Please give the number of lines in the records below where the word "icon" occurs, and nothing else.

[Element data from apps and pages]

════════

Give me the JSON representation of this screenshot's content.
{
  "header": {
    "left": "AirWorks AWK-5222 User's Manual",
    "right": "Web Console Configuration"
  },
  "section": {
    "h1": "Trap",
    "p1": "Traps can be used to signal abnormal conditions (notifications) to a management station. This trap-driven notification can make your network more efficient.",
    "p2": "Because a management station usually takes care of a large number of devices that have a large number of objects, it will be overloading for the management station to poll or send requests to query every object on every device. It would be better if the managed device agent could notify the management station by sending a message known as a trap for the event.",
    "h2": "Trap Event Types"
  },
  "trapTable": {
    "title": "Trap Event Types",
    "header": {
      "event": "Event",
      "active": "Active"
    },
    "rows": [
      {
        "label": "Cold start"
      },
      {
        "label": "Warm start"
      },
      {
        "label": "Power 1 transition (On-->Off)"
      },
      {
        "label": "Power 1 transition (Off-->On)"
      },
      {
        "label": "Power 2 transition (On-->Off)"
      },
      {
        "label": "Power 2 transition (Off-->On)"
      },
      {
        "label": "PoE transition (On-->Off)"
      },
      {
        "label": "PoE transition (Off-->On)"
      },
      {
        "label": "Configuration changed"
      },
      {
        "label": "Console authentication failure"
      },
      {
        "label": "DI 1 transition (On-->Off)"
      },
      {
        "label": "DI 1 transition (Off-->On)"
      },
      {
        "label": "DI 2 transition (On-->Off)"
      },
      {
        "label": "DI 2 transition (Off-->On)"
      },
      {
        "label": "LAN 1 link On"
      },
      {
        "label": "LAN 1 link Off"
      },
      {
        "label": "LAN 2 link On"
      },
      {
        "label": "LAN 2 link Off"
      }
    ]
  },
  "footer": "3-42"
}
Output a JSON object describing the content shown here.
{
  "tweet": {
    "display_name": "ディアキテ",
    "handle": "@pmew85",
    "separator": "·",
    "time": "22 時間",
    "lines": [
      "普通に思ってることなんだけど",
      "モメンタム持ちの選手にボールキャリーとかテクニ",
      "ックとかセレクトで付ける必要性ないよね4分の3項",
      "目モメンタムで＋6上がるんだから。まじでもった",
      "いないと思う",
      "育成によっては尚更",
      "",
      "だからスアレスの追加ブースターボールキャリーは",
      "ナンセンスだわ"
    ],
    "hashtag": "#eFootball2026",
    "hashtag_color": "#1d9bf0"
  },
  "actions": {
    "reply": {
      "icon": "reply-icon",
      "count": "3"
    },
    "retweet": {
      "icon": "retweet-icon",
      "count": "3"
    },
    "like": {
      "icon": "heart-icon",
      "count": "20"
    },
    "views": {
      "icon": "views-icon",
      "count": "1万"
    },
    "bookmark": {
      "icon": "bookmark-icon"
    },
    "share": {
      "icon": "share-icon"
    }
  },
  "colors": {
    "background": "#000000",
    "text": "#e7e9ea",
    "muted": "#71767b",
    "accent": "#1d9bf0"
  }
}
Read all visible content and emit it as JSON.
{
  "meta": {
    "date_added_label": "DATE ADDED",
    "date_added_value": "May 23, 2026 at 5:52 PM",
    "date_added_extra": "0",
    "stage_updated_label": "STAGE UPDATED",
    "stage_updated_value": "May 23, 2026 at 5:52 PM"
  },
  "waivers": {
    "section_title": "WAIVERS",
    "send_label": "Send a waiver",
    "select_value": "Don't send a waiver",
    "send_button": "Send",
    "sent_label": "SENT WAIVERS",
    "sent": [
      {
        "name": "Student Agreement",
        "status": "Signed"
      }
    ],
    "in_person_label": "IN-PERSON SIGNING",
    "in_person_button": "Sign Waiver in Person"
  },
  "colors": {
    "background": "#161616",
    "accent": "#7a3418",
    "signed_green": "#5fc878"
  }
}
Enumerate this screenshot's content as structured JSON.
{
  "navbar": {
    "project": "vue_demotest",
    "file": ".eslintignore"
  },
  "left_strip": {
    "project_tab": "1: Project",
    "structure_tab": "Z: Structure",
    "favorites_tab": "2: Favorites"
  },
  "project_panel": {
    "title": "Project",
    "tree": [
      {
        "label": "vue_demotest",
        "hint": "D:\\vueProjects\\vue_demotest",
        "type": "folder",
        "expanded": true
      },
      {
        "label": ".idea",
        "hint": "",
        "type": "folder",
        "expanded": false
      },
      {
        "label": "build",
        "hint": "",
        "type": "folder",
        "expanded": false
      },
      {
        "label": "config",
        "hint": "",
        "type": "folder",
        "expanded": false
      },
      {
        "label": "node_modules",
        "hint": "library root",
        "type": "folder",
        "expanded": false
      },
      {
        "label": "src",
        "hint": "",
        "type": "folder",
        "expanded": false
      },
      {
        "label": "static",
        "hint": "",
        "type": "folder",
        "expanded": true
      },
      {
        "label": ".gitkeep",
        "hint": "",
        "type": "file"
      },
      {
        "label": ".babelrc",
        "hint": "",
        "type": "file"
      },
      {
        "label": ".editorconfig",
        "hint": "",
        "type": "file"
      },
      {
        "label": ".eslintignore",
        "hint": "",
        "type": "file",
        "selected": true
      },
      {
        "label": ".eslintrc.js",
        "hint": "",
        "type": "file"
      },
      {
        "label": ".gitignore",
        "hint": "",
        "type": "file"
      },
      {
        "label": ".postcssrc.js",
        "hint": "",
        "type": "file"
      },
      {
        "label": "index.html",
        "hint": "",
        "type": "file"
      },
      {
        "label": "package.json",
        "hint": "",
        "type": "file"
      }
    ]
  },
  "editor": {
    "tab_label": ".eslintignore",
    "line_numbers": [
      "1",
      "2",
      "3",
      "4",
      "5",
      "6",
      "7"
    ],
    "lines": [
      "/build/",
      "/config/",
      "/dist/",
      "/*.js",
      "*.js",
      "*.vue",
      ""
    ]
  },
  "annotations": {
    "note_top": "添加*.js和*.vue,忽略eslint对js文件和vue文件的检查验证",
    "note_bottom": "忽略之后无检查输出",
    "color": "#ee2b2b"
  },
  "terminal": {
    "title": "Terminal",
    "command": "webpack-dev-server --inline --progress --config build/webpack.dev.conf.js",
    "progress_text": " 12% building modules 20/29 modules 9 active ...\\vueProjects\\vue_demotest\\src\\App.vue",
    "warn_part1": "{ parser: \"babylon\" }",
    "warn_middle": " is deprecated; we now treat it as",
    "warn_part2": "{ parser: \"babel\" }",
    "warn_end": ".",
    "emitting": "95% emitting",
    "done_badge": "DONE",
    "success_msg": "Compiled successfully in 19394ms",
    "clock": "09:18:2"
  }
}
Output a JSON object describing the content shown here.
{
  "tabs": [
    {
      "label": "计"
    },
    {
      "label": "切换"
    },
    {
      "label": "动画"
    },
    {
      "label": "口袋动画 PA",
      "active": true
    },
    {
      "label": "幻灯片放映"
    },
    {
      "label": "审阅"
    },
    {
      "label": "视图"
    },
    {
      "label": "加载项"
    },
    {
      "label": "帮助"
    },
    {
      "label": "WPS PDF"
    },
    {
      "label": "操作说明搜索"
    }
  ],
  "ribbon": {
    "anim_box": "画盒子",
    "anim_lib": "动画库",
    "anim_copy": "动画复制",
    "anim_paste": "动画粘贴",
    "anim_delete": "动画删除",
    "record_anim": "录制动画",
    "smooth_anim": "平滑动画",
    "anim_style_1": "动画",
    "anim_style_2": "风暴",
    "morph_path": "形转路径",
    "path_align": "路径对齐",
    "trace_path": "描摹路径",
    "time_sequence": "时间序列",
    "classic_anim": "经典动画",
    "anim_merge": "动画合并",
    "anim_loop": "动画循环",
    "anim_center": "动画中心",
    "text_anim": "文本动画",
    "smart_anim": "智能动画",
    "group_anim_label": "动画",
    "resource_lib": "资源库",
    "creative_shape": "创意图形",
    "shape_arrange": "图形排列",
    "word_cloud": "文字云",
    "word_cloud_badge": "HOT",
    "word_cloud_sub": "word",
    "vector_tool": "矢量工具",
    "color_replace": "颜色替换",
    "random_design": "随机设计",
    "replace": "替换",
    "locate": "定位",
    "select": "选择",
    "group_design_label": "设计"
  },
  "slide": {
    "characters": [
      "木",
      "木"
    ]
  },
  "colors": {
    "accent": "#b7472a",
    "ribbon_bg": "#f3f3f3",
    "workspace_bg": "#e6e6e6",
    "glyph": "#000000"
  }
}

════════

→ **Response**:
6